Now it was all over between us, except for this one last get-together that might change something and she’d want me back.
I knocked at the door of their Ladera Park home and my girlfriend’s sister answered it and I could tell that they’d been doing it, you know, doing it like they weren’t coming up for air. And from the sweet smell of air freshener and the bitter smell of cheap ass weed they were happily ensconced. I was happy for them but he had to go. If the police rolled up, his ass would get rolled up.
“Hey,” he said, and it took a minute for his eyes to focus.
“Glad you awake because you got to get up on out of here.”
“What, why? I got a chess competition and I got to concentrate.”
My girlfriend’s sister nodded as though she had been drinking the Kool-Aid with him. I thought of my girlfriend and how pretty and smart she was, and I really wanted to get back with her, so I started lying like you do when nothing else is working. My boy had set the chess board up and had opened a big ass chess book and began running through openings. His ass wasn’t going to listen to reason, so I knew I needed to lie. The whole time I was there, he was trying to light a joint, but he was having a hard time getting it lit, so I assumed he had already smoked more than a few bowls. Finally, he got it lighted and inhaled deeply as he ran through chess game configurations.
It was hopeless. He had found happiness at my old girl’s house, and he was never going to leave, and I’d never get my old girlfriend back. Then it occurred to me what I needed to do. When in doubt, lie your ass off.
“Dude, she’s going to have the house fumigated in the morning and you gonna be trapped inside with all that.”
Now I had his attention. “You got to go!”
“Maybe,” he said, looking pissed. He dressed and I thought I had pulled it off and got him out of my old girlfriend’s house. He grabbed his backpack and put on his t-shirt and his B-Ball shoes, and just as he headed for the door, he turned back to me and shook his head in anger.
“I don’t believe her. That woman is always up to some shit to interrupt my prep.”
“You don’t want to be here if they tent this place and start spraying poison.”
“I ain’t going!” he said and flung himself back onto the bed.
As I said before, my friend was a tall and lanky basketball playing guy who wore basketball shorts almost all the time. Somehow in his anger he forgot he didn’t have a jock on, or even tighty whities. Under those basketball shorts he had nothing but his bare ass.

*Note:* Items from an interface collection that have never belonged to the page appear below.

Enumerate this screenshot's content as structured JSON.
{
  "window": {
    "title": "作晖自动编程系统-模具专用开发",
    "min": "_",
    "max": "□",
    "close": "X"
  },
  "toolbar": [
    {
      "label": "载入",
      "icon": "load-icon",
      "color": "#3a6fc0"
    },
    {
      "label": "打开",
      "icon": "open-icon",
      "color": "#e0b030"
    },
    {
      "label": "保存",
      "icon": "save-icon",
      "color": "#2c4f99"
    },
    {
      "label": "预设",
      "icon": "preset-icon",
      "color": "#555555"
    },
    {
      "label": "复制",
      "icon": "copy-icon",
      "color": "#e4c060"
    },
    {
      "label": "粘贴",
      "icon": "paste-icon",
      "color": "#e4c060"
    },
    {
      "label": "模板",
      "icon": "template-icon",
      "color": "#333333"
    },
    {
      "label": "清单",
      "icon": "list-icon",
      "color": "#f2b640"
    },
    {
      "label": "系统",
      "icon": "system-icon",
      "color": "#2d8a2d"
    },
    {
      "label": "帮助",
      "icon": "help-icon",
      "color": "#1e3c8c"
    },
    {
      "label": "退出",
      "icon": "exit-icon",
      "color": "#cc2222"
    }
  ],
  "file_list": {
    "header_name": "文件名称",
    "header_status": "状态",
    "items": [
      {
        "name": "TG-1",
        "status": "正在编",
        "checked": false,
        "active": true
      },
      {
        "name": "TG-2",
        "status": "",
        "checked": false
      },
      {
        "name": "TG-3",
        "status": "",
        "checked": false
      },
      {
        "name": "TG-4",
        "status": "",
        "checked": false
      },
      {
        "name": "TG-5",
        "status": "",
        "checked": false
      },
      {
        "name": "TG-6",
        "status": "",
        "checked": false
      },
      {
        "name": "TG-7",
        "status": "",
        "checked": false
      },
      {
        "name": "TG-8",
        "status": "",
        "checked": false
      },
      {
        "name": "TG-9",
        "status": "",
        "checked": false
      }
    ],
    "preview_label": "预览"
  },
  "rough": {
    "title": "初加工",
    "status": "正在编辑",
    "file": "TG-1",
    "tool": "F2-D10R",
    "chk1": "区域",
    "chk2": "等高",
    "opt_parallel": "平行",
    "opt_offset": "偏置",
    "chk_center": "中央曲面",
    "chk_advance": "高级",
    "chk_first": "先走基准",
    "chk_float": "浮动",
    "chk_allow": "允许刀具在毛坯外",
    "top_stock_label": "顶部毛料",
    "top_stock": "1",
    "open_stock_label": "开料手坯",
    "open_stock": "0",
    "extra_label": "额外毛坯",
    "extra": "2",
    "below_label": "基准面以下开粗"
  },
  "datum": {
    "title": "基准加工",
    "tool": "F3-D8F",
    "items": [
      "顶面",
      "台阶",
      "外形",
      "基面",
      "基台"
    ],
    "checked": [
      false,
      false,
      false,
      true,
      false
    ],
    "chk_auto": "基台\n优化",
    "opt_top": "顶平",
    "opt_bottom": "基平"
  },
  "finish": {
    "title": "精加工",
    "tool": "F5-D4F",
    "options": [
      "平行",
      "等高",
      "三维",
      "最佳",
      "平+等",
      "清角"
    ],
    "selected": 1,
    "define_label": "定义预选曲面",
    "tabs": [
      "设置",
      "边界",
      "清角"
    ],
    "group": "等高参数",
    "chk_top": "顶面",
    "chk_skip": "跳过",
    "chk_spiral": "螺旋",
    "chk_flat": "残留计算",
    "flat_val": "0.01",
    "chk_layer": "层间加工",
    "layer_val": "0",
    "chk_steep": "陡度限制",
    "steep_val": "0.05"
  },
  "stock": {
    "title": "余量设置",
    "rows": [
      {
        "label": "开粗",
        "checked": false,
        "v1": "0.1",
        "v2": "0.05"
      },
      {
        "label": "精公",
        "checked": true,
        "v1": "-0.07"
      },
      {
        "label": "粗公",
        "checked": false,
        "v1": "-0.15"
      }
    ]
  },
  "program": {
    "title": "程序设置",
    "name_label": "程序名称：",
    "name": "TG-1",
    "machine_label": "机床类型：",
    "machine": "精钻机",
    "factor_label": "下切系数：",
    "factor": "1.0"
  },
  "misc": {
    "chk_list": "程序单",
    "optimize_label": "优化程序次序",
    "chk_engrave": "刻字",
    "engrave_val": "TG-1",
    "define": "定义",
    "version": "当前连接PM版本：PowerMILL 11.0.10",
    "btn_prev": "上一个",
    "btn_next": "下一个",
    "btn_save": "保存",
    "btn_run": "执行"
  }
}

As soon as he landed on his girlfriend’s bed, his face went from paranoid rage to agony. He shouted liked he had been knifed and was near death. Then to drive up the theatrical aspect, he curled into a fetal position and moaned in pain.
“What’s wrong with you?” I asked, but not really wanting to know.
“I got them twisted,” he gasped.
“My nuts and I sat on them.”
My girlfriend’s sister rushed from the room and returned just as fast with car keys. She reached for his arm and helped him off the bed and led him all bent over to her mother’s car outside. She gingerly helped him into the car as he continued to moan in pain. I had to struggle not to giggle. I watched them drive away just as her mother came outside shouting that her daughter had stolen her car.
Though I succeeded in getting my former best friend out of her mother’s house, my high school girlfriend still had me kicked me to the curb. I got over it, but I still don’t understand the evolutionary advantage of having large testicles.
Jervey Tervalon was born in New Orleans and raised in Los Angeles, and got his MFA in Creative Writing from UC Irvine. He is the author of six books, including Understanding This, for which he won the Quality Paper Book Club’s New Voices Award. Currently he is the Executive Director of “Literature for Life,” an educational advocacy organization, and Creative Director of The Pasadena LitFest. His latest novel is Monster’s Chef.